* **Exercise description**:
Look through the entries and report how many lines include the word "offset". Give the number alone.

* **Dataset content**:
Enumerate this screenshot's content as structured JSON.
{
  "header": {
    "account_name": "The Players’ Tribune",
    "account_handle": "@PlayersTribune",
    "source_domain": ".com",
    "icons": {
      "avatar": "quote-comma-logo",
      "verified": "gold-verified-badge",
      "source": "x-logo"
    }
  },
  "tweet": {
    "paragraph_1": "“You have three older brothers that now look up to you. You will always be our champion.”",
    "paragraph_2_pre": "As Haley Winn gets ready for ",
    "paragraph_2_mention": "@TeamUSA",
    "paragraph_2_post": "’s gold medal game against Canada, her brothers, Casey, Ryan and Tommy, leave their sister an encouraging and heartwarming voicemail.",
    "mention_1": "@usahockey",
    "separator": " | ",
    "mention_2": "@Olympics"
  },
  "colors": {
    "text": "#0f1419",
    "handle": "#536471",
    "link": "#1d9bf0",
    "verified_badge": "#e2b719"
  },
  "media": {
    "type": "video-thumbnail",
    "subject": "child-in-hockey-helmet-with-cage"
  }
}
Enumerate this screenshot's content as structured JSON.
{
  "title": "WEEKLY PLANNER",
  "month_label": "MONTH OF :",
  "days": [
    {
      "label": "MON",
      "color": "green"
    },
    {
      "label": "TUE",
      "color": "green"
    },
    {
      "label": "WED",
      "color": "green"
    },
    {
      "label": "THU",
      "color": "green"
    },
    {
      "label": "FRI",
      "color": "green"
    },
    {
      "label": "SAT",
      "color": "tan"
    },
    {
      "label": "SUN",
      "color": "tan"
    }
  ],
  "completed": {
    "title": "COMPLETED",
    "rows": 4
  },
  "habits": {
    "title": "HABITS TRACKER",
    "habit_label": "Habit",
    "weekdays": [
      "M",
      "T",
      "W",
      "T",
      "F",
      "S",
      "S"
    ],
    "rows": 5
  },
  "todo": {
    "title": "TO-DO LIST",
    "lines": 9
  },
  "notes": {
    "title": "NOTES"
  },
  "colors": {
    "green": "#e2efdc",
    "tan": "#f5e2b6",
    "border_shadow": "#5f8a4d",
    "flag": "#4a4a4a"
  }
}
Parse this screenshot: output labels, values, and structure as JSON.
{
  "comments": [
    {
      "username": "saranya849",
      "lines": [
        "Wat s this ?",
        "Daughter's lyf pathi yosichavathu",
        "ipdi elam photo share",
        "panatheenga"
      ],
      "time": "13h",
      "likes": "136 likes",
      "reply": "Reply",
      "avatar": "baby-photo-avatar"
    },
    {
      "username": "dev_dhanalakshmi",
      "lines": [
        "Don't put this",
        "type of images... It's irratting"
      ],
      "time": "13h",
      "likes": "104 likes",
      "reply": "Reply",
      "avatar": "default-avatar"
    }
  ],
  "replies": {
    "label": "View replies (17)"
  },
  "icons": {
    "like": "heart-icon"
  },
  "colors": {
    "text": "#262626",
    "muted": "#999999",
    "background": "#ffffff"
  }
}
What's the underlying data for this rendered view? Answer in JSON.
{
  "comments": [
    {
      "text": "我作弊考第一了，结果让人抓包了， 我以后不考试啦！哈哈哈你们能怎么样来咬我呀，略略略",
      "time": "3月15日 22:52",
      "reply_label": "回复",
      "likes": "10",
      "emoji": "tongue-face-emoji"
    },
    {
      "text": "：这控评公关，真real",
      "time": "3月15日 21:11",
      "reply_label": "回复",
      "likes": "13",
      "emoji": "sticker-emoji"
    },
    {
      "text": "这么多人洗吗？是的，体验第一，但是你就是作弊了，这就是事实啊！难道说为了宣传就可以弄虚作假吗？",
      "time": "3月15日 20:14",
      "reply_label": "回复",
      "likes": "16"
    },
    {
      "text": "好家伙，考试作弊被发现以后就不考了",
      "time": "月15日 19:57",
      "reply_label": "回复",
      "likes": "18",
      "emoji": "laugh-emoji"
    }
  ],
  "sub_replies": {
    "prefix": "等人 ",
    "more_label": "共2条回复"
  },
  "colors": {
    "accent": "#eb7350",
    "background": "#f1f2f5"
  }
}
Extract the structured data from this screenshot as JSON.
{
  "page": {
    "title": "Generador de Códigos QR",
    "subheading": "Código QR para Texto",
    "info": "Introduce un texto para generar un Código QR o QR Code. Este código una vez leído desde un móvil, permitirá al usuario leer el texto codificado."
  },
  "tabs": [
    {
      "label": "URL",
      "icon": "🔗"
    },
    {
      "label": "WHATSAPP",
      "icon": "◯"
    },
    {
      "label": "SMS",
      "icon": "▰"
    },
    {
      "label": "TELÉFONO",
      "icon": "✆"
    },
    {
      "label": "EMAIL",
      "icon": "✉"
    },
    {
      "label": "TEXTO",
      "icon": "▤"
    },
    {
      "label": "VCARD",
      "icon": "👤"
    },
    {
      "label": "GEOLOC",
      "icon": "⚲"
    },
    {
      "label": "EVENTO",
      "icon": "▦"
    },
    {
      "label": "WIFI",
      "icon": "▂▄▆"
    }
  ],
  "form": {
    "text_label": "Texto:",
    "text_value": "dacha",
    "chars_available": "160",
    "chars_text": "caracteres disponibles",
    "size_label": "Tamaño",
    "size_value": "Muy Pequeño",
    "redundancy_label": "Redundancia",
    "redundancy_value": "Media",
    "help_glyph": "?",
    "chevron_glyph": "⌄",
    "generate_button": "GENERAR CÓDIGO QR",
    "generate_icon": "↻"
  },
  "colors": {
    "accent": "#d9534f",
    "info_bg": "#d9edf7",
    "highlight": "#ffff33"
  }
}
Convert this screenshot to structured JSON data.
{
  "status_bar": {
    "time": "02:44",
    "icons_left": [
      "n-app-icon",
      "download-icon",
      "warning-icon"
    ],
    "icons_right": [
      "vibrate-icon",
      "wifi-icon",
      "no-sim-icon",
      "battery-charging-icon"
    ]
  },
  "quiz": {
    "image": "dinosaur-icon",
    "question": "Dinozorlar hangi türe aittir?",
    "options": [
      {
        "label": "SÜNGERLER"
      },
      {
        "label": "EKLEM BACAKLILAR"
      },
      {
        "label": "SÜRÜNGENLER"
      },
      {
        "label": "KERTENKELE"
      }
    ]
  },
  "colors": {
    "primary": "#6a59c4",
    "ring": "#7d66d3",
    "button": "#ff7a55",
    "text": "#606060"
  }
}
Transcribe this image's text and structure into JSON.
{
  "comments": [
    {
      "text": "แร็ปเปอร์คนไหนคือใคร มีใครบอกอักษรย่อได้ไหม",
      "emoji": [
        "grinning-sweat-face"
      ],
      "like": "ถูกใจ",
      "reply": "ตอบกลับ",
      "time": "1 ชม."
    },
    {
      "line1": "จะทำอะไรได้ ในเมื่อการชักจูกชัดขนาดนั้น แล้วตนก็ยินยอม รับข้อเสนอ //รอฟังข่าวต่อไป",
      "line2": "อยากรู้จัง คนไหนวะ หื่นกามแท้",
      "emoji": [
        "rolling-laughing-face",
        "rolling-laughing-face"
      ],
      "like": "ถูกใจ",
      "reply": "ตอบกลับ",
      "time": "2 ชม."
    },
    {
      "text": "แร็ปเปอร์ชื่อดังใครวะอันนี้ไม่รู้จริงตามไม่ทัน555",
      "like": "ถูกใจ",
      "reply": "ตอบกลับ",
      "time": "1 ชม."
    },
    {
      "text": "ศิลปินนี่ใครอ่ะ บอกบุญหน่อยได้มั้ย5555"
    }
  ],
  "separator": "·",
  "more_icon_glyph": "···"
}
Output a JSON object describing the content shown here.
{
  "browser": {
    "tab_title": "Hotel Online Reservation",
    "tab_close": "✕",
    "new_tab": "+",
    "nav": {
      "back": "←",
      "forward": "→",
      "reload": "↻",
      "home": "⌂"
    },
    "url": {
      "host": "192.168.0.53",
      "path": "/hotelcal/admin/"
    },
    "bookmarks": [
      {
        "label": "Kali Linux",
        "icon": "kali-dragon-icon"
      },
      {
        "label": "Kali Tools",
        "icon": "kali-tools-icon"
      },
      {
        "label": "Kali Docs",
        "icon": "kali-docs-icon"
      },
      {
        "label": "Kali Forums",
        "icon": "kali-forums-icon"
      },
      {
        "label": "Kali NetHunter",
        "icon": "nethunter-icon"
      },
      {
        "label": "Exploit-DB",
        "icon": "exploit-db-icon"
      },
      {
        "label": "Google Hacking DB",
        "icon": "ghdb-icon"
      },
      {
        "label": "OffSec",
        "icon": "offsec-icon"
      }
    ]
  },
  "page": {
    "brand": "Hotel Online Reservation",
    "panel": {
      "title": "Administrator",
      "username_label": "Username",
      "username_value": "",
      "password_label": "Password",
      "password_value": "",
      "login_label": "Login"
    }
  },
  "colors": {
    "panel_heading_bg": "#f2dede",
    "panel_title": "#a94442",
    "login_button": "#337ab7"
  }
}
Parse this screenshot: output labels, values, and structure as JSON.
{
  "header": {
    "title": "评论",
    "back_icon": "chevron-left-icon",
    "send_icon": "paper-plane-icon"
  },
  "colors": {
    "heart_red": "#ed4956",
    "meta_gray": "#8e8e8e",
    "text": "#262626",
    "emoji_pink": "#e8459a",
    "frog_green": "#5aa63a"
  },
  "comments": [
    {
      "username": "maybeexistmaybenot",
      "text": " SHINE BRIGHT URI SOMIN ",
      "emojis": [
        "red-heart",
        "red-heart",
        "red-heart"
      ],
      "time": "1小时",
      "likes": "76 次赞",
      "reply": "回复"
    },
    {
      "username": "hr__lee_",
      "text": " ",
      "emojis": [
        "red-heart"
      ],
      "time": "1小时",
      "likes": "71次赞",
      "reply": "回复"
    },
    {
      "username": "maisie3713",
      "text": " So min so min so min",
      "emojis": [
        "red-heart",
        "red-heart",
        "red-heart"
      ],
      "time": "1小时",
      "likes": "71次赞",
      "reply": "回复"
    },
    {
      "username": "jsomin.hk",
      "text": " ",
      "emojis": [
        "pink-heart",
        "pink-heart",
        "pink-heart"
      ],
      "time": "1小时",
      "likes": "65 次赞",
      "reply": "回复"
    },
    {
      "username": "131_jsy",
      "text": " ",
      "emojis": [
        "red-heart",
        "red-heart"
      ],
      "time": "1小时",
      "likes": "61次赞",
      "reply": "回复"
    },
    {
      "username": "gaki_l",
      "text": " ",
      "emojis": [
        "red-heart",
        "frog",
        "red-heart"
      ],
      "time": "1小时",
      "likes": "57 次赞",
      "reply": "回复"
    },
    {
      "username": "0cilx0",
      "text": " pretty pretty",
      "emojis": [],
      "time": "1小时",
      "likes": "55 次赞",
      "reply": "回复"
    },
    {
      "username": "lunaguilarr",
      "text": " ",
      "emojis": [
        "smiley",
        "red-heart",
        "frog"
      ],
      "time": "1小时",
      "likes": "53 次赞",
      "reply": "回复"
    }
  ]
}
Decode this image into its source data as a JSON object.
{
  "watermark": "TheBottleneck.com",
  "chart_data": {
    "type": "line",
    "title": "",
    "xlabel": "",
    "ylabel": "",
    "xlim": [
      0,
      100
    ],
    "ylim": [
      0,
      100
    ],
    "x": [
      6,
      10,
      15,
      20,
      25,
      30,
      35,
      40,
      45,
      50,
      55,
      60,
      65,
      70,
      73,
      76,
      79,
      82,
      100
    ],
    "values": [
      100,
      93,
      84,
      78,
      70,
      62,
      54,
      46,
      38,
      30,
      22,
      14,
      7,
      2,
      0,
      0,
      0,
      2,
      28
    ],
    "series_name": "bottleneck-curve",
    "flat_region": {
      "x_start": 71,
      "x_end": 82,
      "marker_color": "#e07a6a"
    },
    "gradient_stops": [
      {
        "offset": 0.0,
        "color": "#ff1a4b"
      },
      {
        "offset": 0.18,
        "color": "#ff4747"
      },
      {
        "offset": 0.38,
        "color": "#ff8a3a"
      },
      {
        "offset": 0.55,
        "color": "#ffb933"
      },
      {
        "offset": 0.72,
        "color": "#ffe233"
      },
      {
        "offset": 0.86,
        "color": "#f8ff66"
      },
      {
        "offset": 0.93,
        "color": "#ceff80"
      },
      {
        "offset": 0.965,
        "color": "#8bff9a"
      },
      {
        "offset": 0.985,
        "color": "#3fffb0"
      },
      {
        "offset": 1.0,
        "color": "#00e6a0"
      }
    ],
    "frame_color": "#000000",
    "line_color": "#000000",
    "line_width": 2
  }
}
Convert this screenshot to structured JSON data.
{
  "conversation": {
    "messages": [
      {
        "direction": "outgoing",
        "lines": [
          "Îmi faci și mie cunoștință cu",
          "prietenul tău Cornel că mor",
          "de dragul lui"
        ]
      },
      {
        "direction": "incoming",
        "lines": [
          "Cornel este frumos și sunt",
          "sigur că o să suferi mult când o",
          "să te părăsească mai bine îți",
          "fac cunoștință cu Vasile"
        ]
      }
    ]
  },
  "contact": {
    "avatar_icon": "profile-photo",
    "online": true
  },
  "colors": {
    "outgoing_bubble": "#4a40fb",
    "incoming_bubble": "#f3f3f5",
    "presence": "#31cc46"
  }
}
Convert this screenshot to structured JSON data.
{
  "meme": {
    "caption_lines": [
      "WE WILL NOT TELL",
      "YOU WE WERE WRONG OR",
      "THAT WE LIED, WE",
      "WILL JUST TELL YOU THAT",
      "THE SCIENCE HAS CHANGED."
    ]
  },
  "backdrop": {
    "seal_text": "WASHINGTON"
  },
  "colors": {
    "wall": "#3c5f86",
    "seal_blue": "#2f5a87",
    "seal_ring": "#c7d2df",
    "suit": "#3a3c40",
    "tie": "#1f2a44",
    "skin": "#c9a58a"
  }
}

* **Answer box**:
10